(YOUR ASSIGNMENT): Each line of the listing below that includes "When" should be reported.

Segment Start: SUPPLIED RECORDS

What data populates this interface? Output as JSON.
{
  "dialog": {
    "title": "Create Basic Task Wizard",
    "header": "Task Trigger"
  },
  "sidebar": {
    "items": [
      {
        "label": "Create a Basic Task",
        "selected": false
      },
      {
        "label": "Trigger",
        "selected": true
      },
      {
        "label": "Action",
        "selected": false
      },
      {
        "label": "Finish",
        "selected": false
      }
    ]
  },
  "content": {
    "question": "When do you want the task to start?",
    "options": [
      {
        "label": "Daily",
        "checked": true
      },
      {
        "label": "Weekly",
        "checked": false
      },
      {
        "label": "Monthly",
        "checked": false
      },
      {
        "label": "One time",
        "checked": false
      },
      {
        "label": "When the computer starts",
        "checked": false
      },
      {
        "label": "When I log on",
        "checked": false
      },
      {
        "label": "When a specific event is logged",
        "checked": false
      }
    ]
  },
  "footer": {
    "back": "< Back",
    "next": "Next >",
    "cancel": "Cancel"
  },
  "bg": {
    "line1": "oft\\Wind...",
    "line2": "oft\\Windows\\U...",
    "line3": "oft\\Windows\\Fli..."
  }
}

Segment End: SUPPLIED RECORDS
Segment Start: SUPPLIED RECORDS

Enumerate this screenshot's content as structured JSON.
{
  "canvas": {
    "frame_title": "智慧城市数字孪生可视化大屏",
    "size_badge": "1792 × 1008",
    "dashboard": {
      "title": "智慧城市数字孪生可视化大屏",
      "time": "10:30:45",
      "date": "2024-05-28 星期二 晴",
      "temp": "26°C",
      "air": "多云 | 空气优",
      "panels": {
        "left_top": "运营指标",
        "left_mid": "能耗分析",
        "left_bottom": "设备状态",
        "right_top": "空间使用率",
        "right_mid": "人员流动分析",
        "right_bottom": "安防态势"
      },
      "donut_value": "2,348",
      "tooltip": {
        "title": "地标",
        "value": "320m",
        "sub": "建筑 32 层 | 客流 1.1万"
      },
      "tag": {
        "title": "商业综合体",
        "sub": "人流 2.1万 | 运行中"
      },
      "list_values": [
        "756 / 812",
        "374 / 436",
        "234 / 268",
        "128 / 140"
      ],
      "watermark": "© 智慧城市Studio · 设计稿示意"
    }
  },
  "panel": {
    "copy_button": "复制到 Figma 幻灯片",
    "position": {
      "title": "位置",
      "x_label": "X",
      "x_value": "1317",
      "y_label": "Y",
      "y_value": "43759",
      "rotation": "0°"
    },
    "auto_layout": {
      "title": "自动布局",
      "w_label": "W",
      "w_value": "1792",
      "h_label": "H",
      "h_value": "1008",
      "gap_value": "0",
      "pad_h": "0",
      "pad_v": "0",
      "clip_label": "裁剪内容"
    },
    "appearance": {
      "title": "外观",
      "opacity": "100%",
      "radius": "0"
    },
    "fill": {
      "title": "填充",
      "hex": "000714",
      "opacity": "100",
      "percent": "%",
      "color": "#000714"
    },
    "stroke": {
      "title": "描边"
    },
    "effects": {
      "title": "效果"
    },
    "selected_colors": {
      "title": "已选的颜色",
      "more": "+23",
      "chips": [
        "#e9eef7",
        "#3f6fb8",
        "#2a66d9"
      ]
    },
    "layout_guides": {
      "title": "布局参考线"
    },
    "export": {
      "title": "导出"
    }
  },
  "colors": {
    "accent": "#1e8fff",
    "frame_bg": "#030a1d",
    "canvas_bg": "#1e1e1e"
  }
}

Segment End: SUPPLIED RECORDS

(RESPONSE BOX):
    "question": "When do you want the task to start?",
        "label": "When the computer starts",
        "label": "When I log on",
        "label": "When a specific event is logged",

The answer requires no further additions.